|US20120020627 *||Jan 26, 2012||Rohlen Brooks H||System and method for positioning a probe|
|U.S. Classification||385/139, 385/117, 607/93, 356/241.1|
|International Classification||G02B6/36, G01R1/06, G02B6/38, G02B6/42, H01L21/66, G01R31/302|
|Cooperative Classification||G02B6/3604, G02B6/4292, G02B6/3858|
|May 4, 2001||AS||Assignment|
Owner name: CASCADE MICROTECH, INC., OREGON
Free format text: ASSIGNMENT OF ASSIGNORS INTEREST;ASSIGNORS:MCCANN, PETER R.;MARTIN, JOHN T.;REEL/FRAME:011788/0011
Effective date: 20010502
|May 9, 2006||CC||Certificate of correction|
|Jun 8, 2009||REMI||Maintenance fee reminder mailed|
|Nov 29, 2009||LAPS||Lapse for failure to pay maintenance fees|

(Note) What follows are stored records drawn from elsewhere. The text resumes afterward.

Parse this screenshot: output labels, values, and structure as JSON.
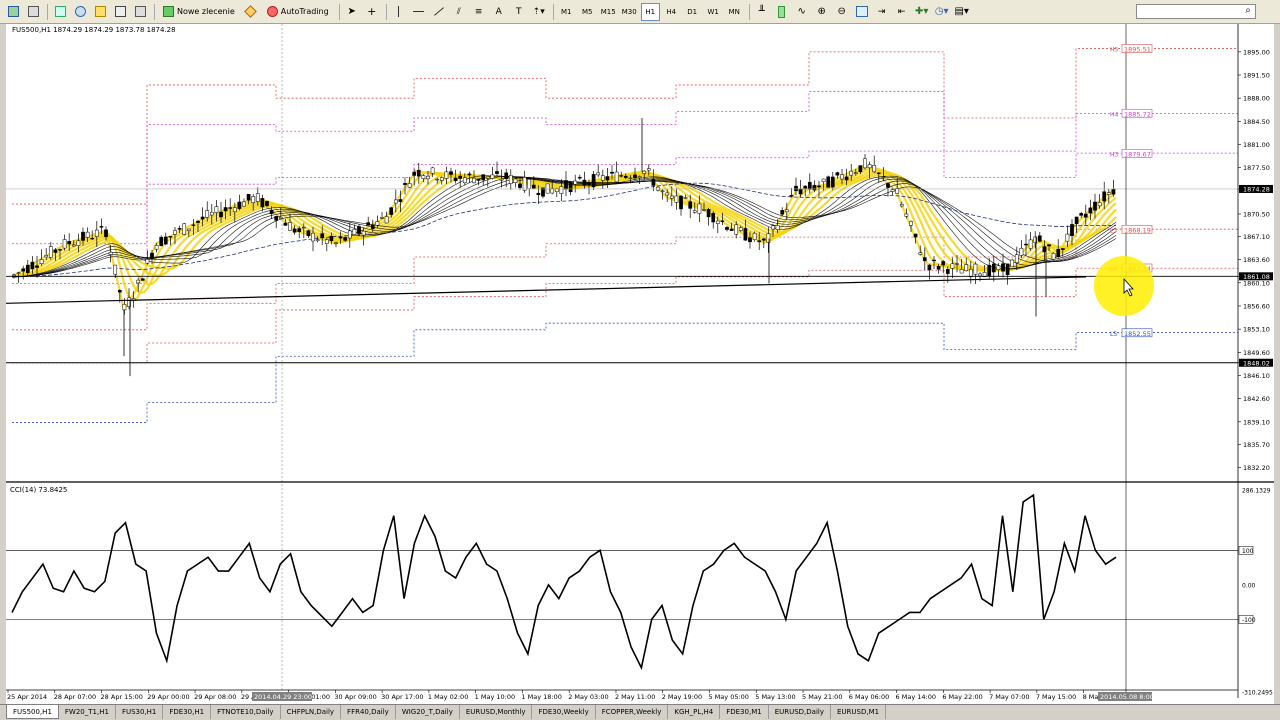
{
  "toolbar": {
    "new_order_label": "Nowe zlecenie",
    "autotrading_label": "AutoTrading",
    "timeframes": [
      "M1",
      "M5",
      "M15",
      "M30",
      "H1",
      "H4",
      "D1",
      "W1",
      "MN"
    ],
    "active_timeframe": "H1",
    "drawing_tools": [
      "cursor-icon",
      "crosshair-icon",
      "vertical-line-icon",
      "horizontal-line-icon",
      "trendline-icon",
      "channel-icon",
      "fibonacci-icon",
      "text-icon",
      "arrow-icon"
    ]
  },
  "chart": {
    "header": "FUS500,H1  1874.29 1874.29 1873.78 1874.28",
    "price_labels": [
      "1895.00",
      "1891.50",
      "1888.00",
      "1884.50",
      "1881.00",
      "1877.50",
      "1874.28",
      "1870.50",
      "1867.10",
      "1863.60",
      "1861.08",
      "1860.10",
      "1856.60",
      "1853.10",
      "1849.60",
      "1848.02",
      "1846.10",
      "1842.60",
      "1839.10",
      "1835.70",
      "1832.20"
    ],
    "current_price": "1874.28",
    "hline_price_1": "1861.08",
    "hline_price_2": "1848.02",
    "pivot_labels": [
      {
        "name": "H5",
        "value": "1895.51"
      },
      {
        "name": "H4",
        "value": "1885.72"
      },
      {
        "name": "H3",
        "value": "1879.67"
      },
      {
        "name": "L3",
        "value": "1868.19"
      },
      {
        "name": "L4",
        "value": "1862.34"
      },
      {
        "name": "L5",
        "value": "1852.55"
      }
    ],
    "time_labels": [
      "25 Apr 2014",
      "28 Apr 07:00",
      "28 Apr 15:00",
      "29 Apr 00:00",
      "29 Apr 08:00",
      "29 Apr 16:00",
      "30 Apr 01:00",
      "30 Apr 09:00",
      "30 Apr 17:00",
      "1 May 02:00",
      "1 May 10:00",
      "1 May 18:00",
      "2 May 03:00",
      "2 May 11:00",
      "2 May 19:00",
      "5 May 05:00",
      "5 May 13:00",
      "5 May 21:00",
      "6 May 06:00",
      "6 May 14:00",
      "6 May 22:00",
      "7 May 07:00",
      "7 May 15:00",
      "8 May 00:00"
    ],
    "crosshair_time_left": "2014.04.29 23:00",
    "crosshair_time_right": "2014.05.08 8:00"
  },
  "cci": {
    "header": "CCI(14) 73.8425",
    "scale_labels": [
      "286.1329",
      "100",
      "0.00",
      "-100",
      "-310.2495"
    ]
  },
  "tabs": [
    "FUS500,H1",
    "FW20_T1,H1",
    "FUS30,H1",
    "FDE30,H1",
    "FTNOTE10,Daily",
    "CHFPLN,Daily",
    "FFR40,Daily",
    "WIG20_T,Daily",
    "EURUSD,Monthly",
    "FDE30,Weekly",
    "FCOPPER,Weekly",
    "KGH_PL,H4",
    "FDE30,M1",
    "EURUSD,Daily",
    "EURUSD,M1"
  ],
  "active_tab": "FUS500,H1",
  "colors": {
    "ma_band": "#f5d30c",
    "ma_lines": "#000000",
    "pivot_red": "#e05050",
    "pivot_magenta": "#d040d0",
    "pivot_blue": "#3050c0",
    "cursor_highlight": "#ffee00",
    "candle": "#000000"
  }
}
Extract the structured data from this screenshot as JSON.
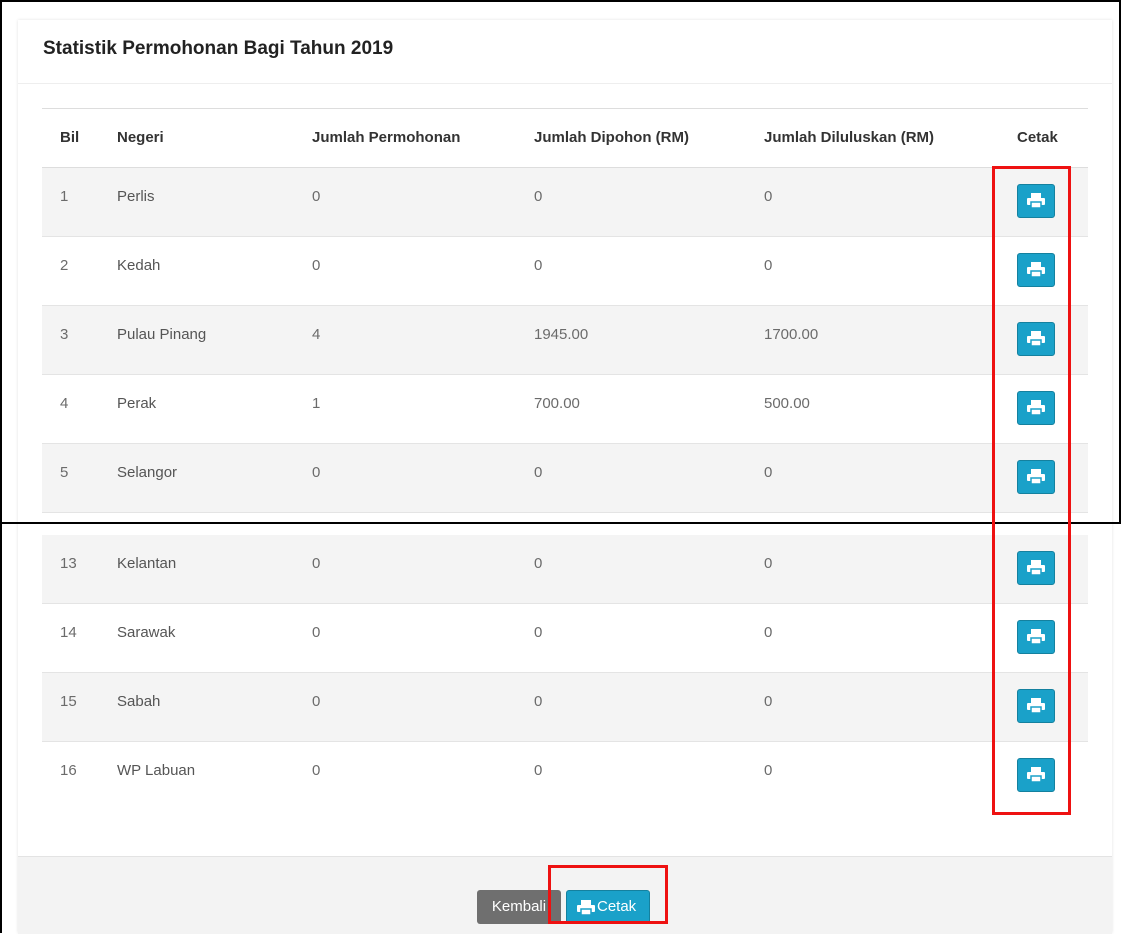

|Jan 19, 2010||FP||Expired due to failure to pay maintenance fee|
Effective date: 20091129